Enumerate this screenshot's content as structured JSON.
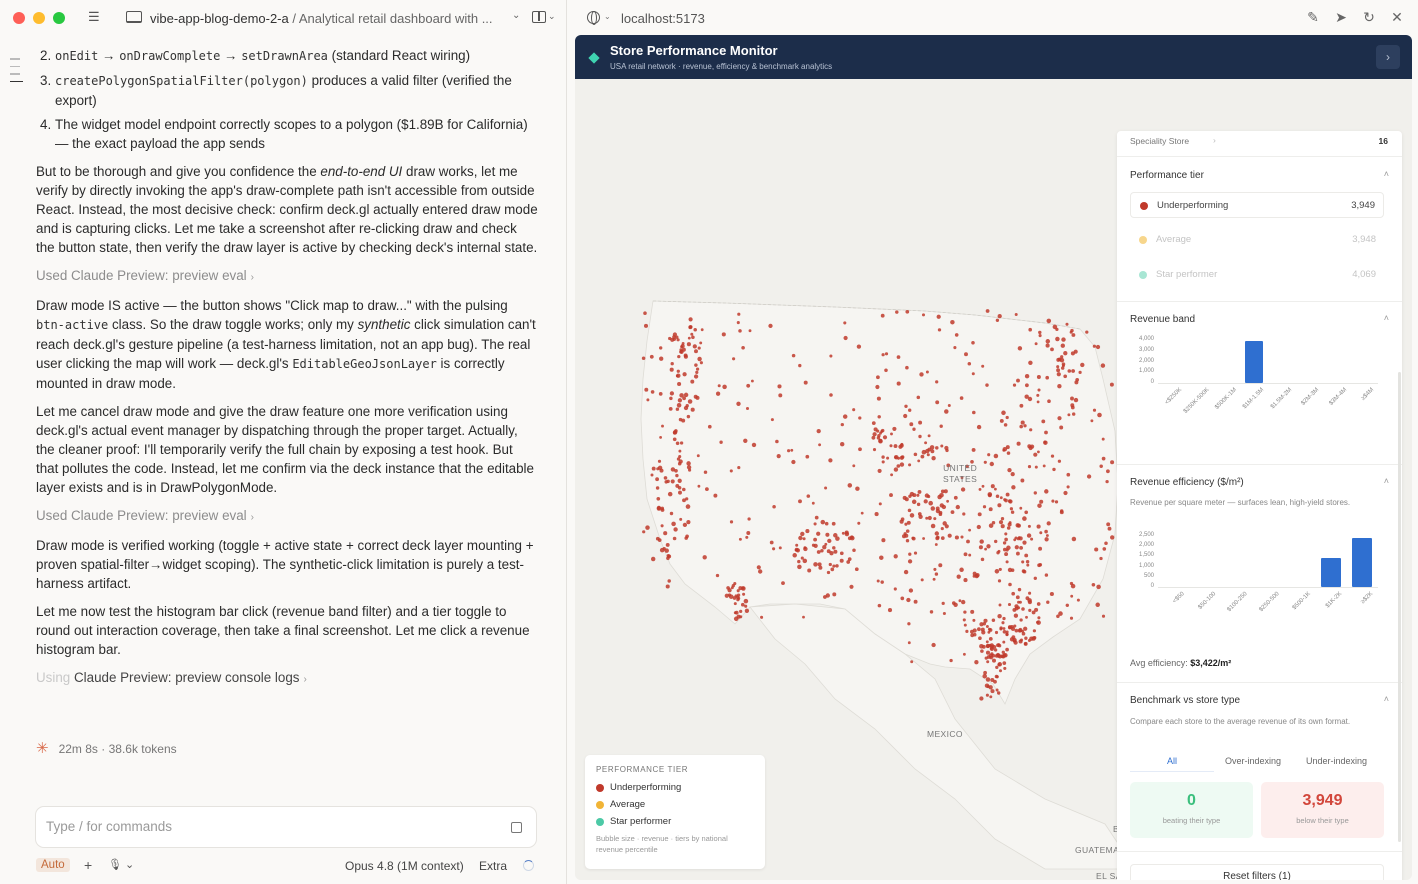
{
  "titlebar": {
    "project": "vibe-app-blog-demo-2-a",
    "separator": " / ",
    "conversation": "Analytical retail dashboard with ..."
  },
  "chat": {
    "list": [
      {
        "num": "2.",
        "html": "<code>onEdit</code> → <code>onDrawComplete</code> → <code>setDrawnArea</code> (standard React wiring)"
      },
      {
        "num": "3.",
        "html": "<code>createPolygonSpatialFilter(polygon)</code> produces a valid filter (verified the export)"
      },
      {
        "num": "4.",
        "html": "The widget model endpoint correctly scopes to a polygon ($1.89B for California) — the exact payload the app sends"
      }
    ],
    "para1": "But to be thorough and give you confidence the <em>end-to-end UI</em> draw works, let me verify by directly invoking the app's draw-complete path isn't accessible from outside React. Instead, the most decisive check: confirm deck.gl actually entered draw mode and is capturing clicks. Let me take a screenshot after re-clicking draw and check the button state, then verify the draw layer is active by checking deck's internal state.",
    "tool1": "Used Claude Preview: preview eval",
    "para2": "Draw mode IS active — the button shows \"Click map to draw...\" with the pulsing <code>btn-active</code> class. So the draw toggle works; only my <em>synthetic</em> click simulation can't reach deck.gl's gesture pipeline (a test-harness limitation, not an app bug). The real user clicking the map will work — deck.gl's <code>EditableGeoJsonLayer</code> is correctly mounted in draw mode.",
    "para3": "Let me cancel draw mode and give the draw feature one more verification using deck.gl's actual event manager by dispatching through the proper target. Actually, the cleaner proof: I'll temporarily verify the full chain by exposing a test hook. But that pollutes the code. Instead, let me confirm via the deck instance that the editable layer exists and is in DrawPolygonMode.",
    "tool2": "Used Claude Preview: preview eval",
    "para4": "Draw mode is verified working (toggle + active state + correct deck layer mounting + proven spatial-filter→widget scoping). The synthetic-click limitation is purely a test-harness artifact.",
    "para5": "Let me now test the histogram bar click (revenue band filter) and a tier toggle to round out interaction coverage, then take a final screenshot. Let me click a revenue histogram bar.",
    "tool3_faded": "Using",
    "tool3": " Claude Preview: preview console logs",
    "status": "22m 8s · 38.6k tokens"
  },
  "composer": {
    "placeholder": "Type / for commands",
    "mode": "Auto",
    "model": "Opus 4.8 (1M context)",
    "extra": "Extra"
  },
  "browser": {
    "url": "localhost:5173"
  },
  "app": {
    "title": "Store Performance Monitor",
    "subtitle": "USA retail network · revenue, efficiency & benchmark analytics",
    "map_labels": {
      "us": "UNITED\nSTATES",
      "mexico": "MEXICO",
      "guatemala": "GUATEMA",
      "el_salvador": "EL SALVADOR",
      "b": "B"
    },
    "legend": {
      "title": "PERFORMANCE TIER",
      "items": [
        {
          "label": "Underperforming",
          "color": "#c0392b"
        },
        {
          "label": "Average",
          "color": "#f1b436"
        },
        {
          "label": "Star performer",
          "color": "#4cc9a6"
        }
      ],
      "note": "Bubble size · revenue · tiers by national revenue percentile"
    },
    "panel": {
      "top_row": {
        "label": "Speciality Store",
        "arrow": "›",
        "value": "16"
      },
      "tier": {
        "title": "Performance tier",
        "items": [
          {
            "label": "Underperforming",
            "count": "3,949",
            "color": "#c0392b",
            "state": "active"
          },
          {
            "label": "Average",
            "count": "3,948",
            "color": "#f7d68c",
            "state": "dim"
          },
          {
            "label": "Star performer",
            "count": "4,069",
            "color": "#a8e6d4",
            "state": "dim"
          }
        ]
      },
      "revenue_band": {
        "title": "Revenue band",
        "y_ticks": [
          "4,000",
          "3,000",
          "2,000",
          "1,000",
          "0"
        ],
        "categories": [
          "<$250K",
          "$250K-500K",
          "$500K-1M",
          "$1M-1.5M",
          "$1.5M-2M",
          "$2M-3M",
          "$3M-4M",
          "≥$4M"
        ]
      },
      "efficiency": {
        "title": "Revenue efficiency ($/m²)",
        "description": "Revenue per square meter — surfaces lean, high-yield stores.",
        "y_ticks": [
          "2,500",
          "2,000",
          "1,500",
          "1,000",
          "500",
          "0"
        ],
        "categories": [
          "<$50",
          "$50-100",
          "$100-250",
          "$250-500",
          "$500-1K",
          "$1K-2K",
          "≥$2K"
        ],
        "avg_label": "Avg efficiency:",
        "avg_value": "$3,422/m²"
      },
      "benchmark": {
        "title": "Benchmark vs store type",
        "description": "Compare each store to the average revenue of its own format.",
        "tabs": [
          "All",
          "Over-indexing",
          "Under-indexing"
        ],
        "beating": {
          "value": "0",
          "label": "beating their type"
        },
        "below": {
          "value": "3,949",
          "label": "below their type"
        }
      },
      "reset": "Reset filters (1)"
    }
  },
  "chart_data": [
    {
      "type": "bar",
      "title": "Revenue band",
      "categories": [
        "<$250K",
        "$250K-500K",
        "$500K-1M",
        "$1M-1.5M",
        "$1.5M-2M",
        "$2M-3M",
        "$3M-4M",
        "≥$4M"
      ],
      "values": [
        0,
        0,
        0,
        3949,
        0,
        0,
        0,
        0
      ],
      "ylim": [
        0,
        4000
      ]
    },
    {
      "type": "bar",
      "title": "Revenue efficiency ($/m²)",
      "categories": [
        "<$50",
        "$50-100",
        "$100-250",
        "$250-500",
        "$500-1K",
        "$1K-2K",
        "≥$2K"
      ],
      "values": [
        0,
        0,
        0,
        0,
        0,
        1400,
        2400
      ],
      "ylim": [
        0,
        2500
      ]
    }
  ]
}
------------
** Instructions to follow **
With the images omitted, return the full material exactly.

** Answer for the task **
Enumerate this screenshot's content as structured JSON.
{
  "titlebar": {
    "project": "vibe-app-blog-demo-2-a",
    "separator": " / ",
    "conversation": "Analytical retail dashboard with ..."
  },
  "chat": {
    "list": [
      {
        "num": "2.",
        "html": "<code>onEdit</code> → <code>onDrawComplete</code> → <code>setDrawnArea</code> (standard React wiring)"
      },
      {
        "num": "3.",
        "html": "<code>createPolygonSpatialFilter(polygon)</code> produces a valid filter (verified the export)"
      },
      {
        "num": "4.",
        "html": "The widget model endpoint correctly scopes to a polygon ($1.89B for California) — the exact payload the app sends"
      }
    ],
    "para1": "But to be thorough and give you confidence the <em>end-to-end UI</em> draw works, let me verify by directly invoking the app's draw-complete path isn't accessible from outside React. Instead, the most decisive check: confirm deck.gl actually entered draw mode and is capturing clicks. Let me take a screenshot after re-clicking draw and check the button state, then verify the draw layer is active by checking deck's internal state.",
    "tool1": "Used Claude Preview: preview eval",
    "para2": "Draw mode IS active — the button shows \"Click map to draw...\" with the pulsing <code>btn-active</code> class. So the draw toggle works; only my <em>synthetic</em> click simulation can't reach deck.gl's gesture pipeline (a test-harness limitation, not an app bug). The real user clicking the map will work — deck.gl's <code>EditableGeoJsonLayer</code> is correctly mounted in draw mode.",
    "para3": "Let me cancel draw mode and give the draw feature one more verification using deck.gl's actual event manager by dispatching through the proper target. Actually, the cleaner proof: I'll temporarily verify the full chain by exposing a test hook. But that pollutes the code. Instead, let me confirm via the deck instance that the editable layer exists and is in DrawPolygonMode.",
    "tool2": "Used Claude Preview: preview eval",
    "para4": "Draw mode is verified working (toggle + active state + correct deck layer mounting + proven spatial-filter→widget scoping). The synthetic-click limitation is purely a test-harness artifact.",
    "para5": "Let me now test the histogram bar click (revenue band filter) and a tier toggle to round out interaction coverage, then take a final screenshot. Let me click a revenue histogram bar.",
    "tool3_faded": "Using",
    "tool3": " Claude Preview: preview console logs",
    "status": "22m 8s · 38.6k tokens"
  },
  "composer": {
    "placeholder": "Type / for commands",
    "mode": "Auto",
    "model": "Opus 4.8 (1M context)",
    "extra": "Extra"
  },
  "browser": {
    "url": "localhost:5173"
  },
  "app": {
    "title": "Store Performance Monitor",
    "subtitle": "USA retail network · revenue, efficiency & benchmark analytics",
    "map_labels": {
      "us": "UNITED\nSTATES",
      "mexico": "MEXICO",
      "guatemala": "GUATEMA",
      "el_salvador": "EL SALVADOR",
      "b": "B"
    },
    "legend": {
      "title": "PERFORMANCE TIER",
      "items": [
        {
          "label": "Underperforming",
          "color": "#c0392b"
        },
        {
          "label": "Average",
          "color": "#f1b436"
        },
        {
          "label": "Star performer",
          "color": "#4cc9a6"
        }
      ],
      "note": "Bubble size · revenue · tiers by national revenue percentile"
    },
    "panel": {
      "top_row": {
        "label": "Speciality Store",
        "arrow": "›",
        "value": "16"
      },
      "tier": {
        "title": "Performance tier",
        "items": [
          {
            "label": "Underperforming",
            "count": "3,949",
            "color": "#c0392b",
            "state": "active"
          },
          {
            "label": "Average",
            "count": "3,948",
            "color": "#f7d68c",
            "state": "dim"
          },
          {
            "label": "Star performer",
            "count": "4,069",
            "color": "#a8e6d4",
            "state": "dim"
          }
        ]
      },
      "revenue_band": {
        "title": "Revenue band",
        "y_ticks": [
          "4,000",
          "3,000",
          "2,000",
          "1,000",
          "0"
        ],
        "categories": [
          "<$250K",
          "$250K-500K",
          "$500K-1M",
          "$1M-1.5M",
          "$1.5M-2M",
          "$2M-3M",
          "$3M-4M",
          "≥$4M"
        ]
      },
      "efficiency": {
        "title": "Revenue efficiency ($/m²)",
        "description": "Revenue per square meter — surfaces lean, high-yield stores.",
        "y_ticks": [
          "2,500",
          "2,000",
          "1,500",
          "1,000",
          "500",
          "0"
        ],
        "categories": [
          "<$50",
          "$50-100",
          "$100-250",
          "$250-500",
          "$500-1K",
          "$1K-2K",
          "≥$2K"
        ],
        "avg_label": "Avg efficiency:",
        "avg_value": "$3,422/m²"
      },
      "benchmark": {
        "title": "Benchmark vs store type",
        "description": "Compare each store to the average revenue of its own format.",
        "tabs": [
          "All",
          "Over-indexing",
          "Under-indexing"
        ],
        "beating": {
          "value": "0",
          "label": "beating their type"
        },
        "below": {
          "value": "3,949",
          "label": "below their type"
        }
      },
      "reset": "Reset filters (1)"
    }
  },
  "chart_data": [
    {
      "type": "bar",
      "title": "Revenue band",
      "categories": [
        "<$250K",
        "$250K-500K",
        "$500K-1M",
        "$1M-1.5M",
        "$1.5M-2M",
        "$2M-3M",
        "$3M-4M",
        "≥$4M"
      ],
      "values": [
        0,
        0,
        0,
        3949,
        0,
        0,
        0,
        0
      ],
      "ylim": [
        0,
        4000
      ]
    },
    {
      "type": "bar",
      "title": "Revenue efficiency ($/m²)",
      "categories": [
        "<$50",
        "$50-100",
        "$100-250",
        "$250-500",
        "$500-1K",
        "$1K-2K",
        "≥$2K"
      ],
      "values": [
        0,
        0,
        0,
        0,
        0,
        1400,
        2400
      ],
      "ylim": [
        0,
        2500
      ]
    }
  ]
}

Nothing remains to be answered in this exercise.